[[ SOURCE DATA, beginning ]]
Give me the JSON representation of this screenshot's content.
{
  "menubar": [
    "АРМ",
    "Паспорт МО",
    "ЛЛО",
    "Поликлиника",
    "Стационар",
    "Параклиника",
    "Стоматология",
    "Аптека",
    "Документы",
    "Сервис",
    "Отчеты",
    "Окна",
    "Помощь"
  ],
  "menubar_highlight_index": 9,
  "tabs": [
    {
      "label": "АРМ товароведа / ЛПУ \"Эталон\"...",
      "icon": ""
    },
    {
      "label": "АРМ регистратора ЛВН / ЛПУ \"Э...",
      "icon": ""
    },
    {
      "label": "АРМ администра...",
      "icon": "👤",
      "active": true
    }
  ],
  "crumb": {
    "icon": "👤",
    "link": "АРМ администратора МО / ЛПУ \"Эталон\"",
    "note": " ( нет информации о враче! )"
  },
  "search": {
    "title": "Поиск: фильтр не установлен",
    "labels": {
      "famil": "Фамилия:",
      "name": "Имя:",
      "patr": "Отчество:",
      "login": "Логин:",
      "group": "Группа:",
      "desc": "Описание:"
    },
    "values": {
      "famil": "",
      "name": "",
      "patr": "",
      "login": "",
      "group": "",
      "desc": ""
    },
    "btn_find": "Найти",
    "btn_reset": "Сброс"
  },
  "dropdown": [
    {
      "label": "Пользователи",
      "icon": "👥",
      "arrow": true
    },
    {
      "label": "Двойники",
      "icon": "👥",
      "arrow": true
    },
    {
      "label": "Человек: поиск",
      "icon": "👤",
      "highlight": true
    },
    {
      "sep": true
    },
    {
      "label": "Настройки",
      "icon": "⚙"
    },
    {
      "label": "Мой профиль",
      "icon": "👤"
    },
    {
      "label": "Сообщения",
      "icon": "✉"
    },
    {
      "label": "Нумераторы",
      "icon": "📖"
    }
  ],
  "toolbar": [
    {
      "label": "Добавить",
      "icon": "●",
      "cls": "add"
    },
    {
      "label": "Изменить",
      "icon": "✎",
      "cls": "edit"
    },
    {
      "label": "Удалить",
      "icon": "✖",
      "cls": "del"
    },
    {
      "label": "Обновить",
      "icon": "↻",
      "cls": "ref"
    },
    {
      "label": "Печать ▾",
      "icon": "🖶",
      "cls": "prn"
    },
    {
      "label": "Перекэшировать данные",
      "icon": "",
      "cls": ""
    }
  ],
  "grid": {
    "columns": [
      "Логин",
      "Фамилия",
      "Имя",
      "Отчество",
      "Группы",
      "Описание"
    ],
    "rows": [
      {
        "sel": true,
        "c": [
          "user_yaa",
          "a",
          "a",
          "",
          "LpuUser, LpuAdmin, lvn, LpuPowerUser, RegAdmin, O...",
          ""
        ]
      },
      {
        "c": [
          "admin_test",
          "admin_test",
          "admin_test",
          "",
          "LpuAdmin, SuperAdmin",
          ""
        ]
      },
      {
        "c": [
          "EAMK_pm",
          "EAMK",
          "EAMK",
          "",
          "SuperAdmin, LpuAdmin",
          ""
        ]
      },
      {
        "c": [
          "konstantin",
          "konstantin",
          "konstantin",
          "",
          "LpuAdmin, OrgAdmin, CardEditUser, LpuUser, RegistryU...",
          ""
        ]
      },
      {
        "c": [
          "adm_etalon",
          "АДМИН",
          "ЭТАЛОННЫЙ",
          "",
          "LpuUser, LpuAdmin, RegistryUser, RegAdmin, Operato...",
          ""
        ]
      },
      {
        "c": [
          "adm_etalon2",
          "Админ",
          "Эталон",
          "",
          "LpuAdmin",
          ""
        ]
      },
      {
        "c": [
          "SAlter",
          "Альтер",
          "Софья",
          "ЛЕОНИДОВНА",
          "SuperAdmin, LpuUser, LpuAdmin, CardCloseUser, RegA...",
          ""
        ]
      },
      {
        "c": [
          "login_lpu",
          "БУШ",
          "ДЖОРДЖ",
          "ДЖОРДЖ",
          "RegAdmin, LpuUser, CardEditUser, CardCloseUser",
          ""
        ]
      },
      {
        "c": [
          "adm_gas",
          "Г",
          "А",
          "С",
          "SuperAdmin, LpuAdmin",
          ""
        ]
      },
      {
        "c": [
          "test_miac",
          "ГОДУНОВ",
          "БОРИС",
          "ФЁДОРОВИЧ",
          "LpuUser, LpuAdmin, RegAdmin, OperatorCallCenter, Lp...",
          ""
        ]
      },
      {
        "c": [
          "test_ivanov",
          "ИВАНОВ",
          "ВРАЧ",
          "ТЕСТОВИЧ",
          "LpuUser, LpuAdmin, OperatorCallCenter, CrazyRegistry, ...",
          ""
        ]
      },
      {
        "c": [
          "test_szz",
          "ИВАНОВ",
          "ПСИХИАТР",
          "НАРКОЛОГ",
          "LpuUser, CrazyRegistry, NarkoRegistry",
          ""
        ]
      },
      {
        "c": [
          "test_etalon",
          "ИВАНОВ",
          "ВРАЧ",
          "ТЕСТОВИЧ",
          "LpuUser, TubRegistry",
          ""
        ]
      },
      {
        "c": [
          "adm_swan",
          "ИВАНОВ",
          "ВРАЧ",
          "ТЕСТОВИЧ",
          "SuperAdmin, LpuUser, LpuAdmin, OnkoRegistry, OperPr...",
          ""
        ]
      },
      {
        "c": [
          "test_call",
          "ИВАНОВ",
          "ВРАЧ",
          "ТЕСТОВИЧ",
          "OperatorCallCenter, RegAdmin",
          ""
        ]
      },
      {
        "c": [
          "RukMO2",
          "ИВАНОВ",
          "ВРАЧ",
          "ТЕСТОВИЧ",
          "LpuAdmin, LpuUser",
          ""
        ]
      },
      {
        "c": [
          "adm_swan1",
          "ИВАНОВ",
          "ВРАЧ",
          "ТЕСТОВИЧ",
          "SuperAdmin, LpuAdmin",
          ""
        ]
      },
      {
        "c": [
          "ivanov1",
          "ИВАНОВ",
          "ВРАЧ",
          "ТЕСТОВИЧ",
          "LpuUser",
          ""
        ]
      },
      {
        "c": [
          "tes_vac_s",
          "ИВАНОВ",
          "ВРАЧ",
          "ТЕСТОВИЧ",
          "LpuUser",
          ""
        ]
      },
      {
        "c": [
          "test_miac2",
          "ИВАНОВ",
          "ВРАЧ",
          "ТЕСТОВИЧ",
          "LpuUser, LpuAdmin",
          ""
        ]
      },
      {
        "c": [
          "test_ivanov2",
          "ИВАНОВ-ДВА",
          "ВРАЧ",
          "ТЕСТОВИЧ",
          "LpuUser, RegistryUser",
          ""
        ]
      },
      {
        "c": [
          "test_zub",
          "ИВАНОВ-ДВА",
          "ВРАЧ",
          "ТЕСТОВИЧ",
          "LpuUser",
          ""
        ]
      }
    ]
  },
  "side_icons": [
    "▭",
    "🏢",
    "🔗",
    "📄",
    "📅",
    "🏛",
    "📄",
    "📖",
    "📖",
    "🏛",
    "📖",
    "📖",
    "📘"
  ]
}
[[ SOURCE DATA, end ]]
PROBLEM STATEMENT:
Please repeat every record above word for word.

EXPECTED OUTPUT:
Give me the JSON representation of this screenshot's content.
{
  "menubar": [
    "АРМ",
    "Паспорт МО",
    "ЛЛО",
    "Поликлиника",
    "Стационар",
    "Параклиника",
    "Стоматология",
    "Аптека",
    "Документы",
    "Сервис",
    "Отчеты",
    "Окна",
    "Помощь"
  ],
  "menubar_highlight_index": 9,
  "tabs": [
    {
      "label": "АРМ товароведа / ЛПУ \"Эталон\"...",
      "icon": ""
    },
    {
      "label": "АРМ регистратора ЛВН / ЛПУ \"Э...",
      "icon": ""
    },
    {
      "label": "АРМ администра...",
      "icon": "👤",
      "active": true
    }
  ],
  "crumb": {
    "icon": "👤",
    "link": "АРМ администратора МО / ЛПУ \"Эталон\"",
    "note": " ( нет информации о враче! )"
  },
  "search": {
    "title": "Поиск: фильтр не установлен",
    "labels": {
      "famil": "Фамилия:",
      "name": "Имя:",
      "patr": "Отчество:",
      "login": "Логин:",
      "group": "Группа:",
      "desc": "Описание:"
    },
    "values": {
      "famil": "",
      "name": "",
      "patr": "",
      "login": "",
      "group": "",
      "desc": ""
    },
    "btn_find": "Найти",
    "btn_reset": "Сброс"
  },
  "dropdown": [
    {
      "label": "Пользователи",
      "icon": "👥",
      "arrow": true
    },
    {
      "label": "Двойники",
      "icon": "👥",
      "arrow": true
    },
    {
      "label": "Человек: поиск",
      "icon": "👤",
      "highlight": true
    },
    {
      "sep": true
    },
    {
      "label": "Настройки",
      "icon": "⚙"
    },
    {
      "label": "Мой профиль",
      "icon": "👤"
    },
    {
      "label": "Сообщения",
      "icon": "✉"
    },
    {
      "label": "Нумераторы",
      "icon": "📖"
    }
  ],
  "toolbar": [
    {
      "label": "Добавить",
      "icon": "●",
      "cls": "add"
    },
    {
      "label": "Изменить",
      "icon": "✎",
      "cls": "edit"
    },
    {
      "label": "Удалить",
      "icon": "✖",
      "cls": "del"
    },
    {
      "label": "Обновить",
      "icon": "↻",
      "cls": "ref"
    },
    {
      "label": "Печать ▾",
      "icon": "🖶",
      "cls": "prn"
    },
    {
      "label": "Перекэшировать данные",
      "icon": "",
      "cls": ""
    }
  ],
  "grid": {
    "columns": [
      "Логин",
      "Фамилия",
      "Имя",
      "Отчество",
      "Группы",
      "Описание"
    ],
    "rows": [
      {
        "sel": true,
        "c": [
          "user_yaa",
          "a",
          "a",
          "",
          "LpuUser, LpuAdmin, lvn, LpuPowerUser, RegAdmin, O...",
          ""
        ]
      },
      {
        "c": [
          "admin_test",
          "admin_test",
          "admin_test",
          "",
          "LpuAdmin, SuperAdmin",
          ""
        ]
      },
      {
        "c": [
          "EAMK_pm",
          "EAMK",
          "EAMK",
          "",
          "SuperAdmin, LpuAdmin",
          ""
        ]
      },
      {
        "c": [
          "konstantin",
          "konstantin",
          "konstantin",
          "",
          "LpuAdmin, OrgAdmin, CardEditUser, LpuUser, RegistryU...",
          ""
        ]
      },
      {
        "c": [
          "adm_etalon",
          "АДМИН",
          "ЭТАЛОННЫЙ",
          "",
          "LpuUser, LpuAdmin, RegistryUser, RegAdmin, Operato...",
          ""
        ]
      },
      {
        "c": [
          "adm_etalon2",
          "Админ",
          "Эталон",
          "",
          "LpuAdmin",
          ""
        ]
      },
      {
        "c": [
          "SAlter",
          "Альтер",
          "Софья",
          "ЛЕОНИДОВНА",
          "SuperAdmin, LpuUser, LpuAdmin, CardCloseUser, RegA...",
          ""
        ]
      },
      {
        "c": [
          "login_lpu",
          "БУШ",
          "ДЖОРДЖ",
          "ДЖОРДЖ",
          "RegAdmin, LpuUser, CardEditUser, CardCloseUser",
          ""
        ]
      },
      {
        "c": [
          "adm_gas",
          "Г",
          "А",
          "С",
          "SuperAdmin, LpuAdmin",
          ""
        ]
      },
      {
        "c": [
          "test_miac",
          "ГОДУНОВ",
          "БОРИС",
          "ФЁДОРОВИЧ",
          "LpuUser, LpuAdmin, RegAdmin, OperatorCallCenter, Lp...",
          ""
        ]
      },
      {
        "c": [
          "test_ivanov",
          "ИВАНОВ",
          "ВРАЧ",
          "ТЕСТОВИЧ",
          "LpuUser, LpuAdmin, OperatorCallCenter, CrazyRegistry, ...",
          ""
        ]
      },
      {
        "c": [
          "test_szz",
          "ИВАНОВ",
          "ПСИХИАТР",
          "НАРКОЛОГ",
          "LpuUser, CrazyRegistry, NarkoRegistry",
          ""
        ]
      },
      {
        "c": [
          "test_etalon",
          "ИВАНОВ",
          "ВРАЧ",
          "ТЕСТОВИЧ",
          "LpuUser, TubRegistry",
          ""
        ]
      },
      {
        "c": [
          "adm_swan",
          "ИВАНОВ",
          "ВРАЧ",
          "ТЕСТОВИЧ",
          "SuperAdmin, LpuUser, LpuAdmin, OnkoRegistry, OperPr...",
          ""
        ]
      },
      {
        "c": [
          "test_call",
          "ИВАНОВ",
          "ВРАЧ",
          "ТЕСТОВИЧ",
          "OperatorCallCenter, RegAdmin",
          ""
        ]
      },
      {
        "c": [
          "RukMO2",
          "ИВАНОВ",
          "ВРАЧ",
          "ТЕСТОВИЧ",
          "LpuAdmin, LpuUser",
          ""
        ]
      },
      {
        "c": [
          "adm_swan1",
          "ИВАНОВ",
          "ВРАЧ",
          "ТЕСТОВИЧ",
          "SuperAdmin, LpuAdmin",
          ""
        ]
      },
      {
        "c": [
          "ivanov1",
          "ИВАНОВ",
          "ВРАЧ",
          "ТЕСТОВИЧ",
          "LpuUser",
          ""
        ]
      },
      {
        "c": [
          "tes_vac_s",
          "ИВАНОВ",
          "ВРАЧ",
          "ТЕСТОВИЧ",
          "LpuUser",
          ""
        ]
      },
      {
        "c": [
          "test_miac2",
          "ИВАНОВ",
          "ВРАЧ",
          "ТЕСТОВИЧ",
          "LpuUser, LpuAdmin",
          ""
        ]
      },
      {
        "c": [
          "test_ivanov2",
          "ИВАНОВ-ДВА",
          "ВРАЧ",
          "ТЕСТОВИЧ",
          "LpuUser, RegistryUser",
          ""
        ]
      },
      {
        "c": [
          "test_zub",
          "ИВАНОВ-ДВА",
          "ВРАЧ",
          "ТЕСТОВИЧ",
          "LpuUser",
          ""
        ]
      }
    ]
  },
  "side_icons": [
    "▭",
    "🏢",
    "🔗",
    "📄",
    "📅",
    "🏛",
    "📄",
    "📖",
    "📖",
    "🏛",
    "📖",
    "📖",
    "📘"
  ]
}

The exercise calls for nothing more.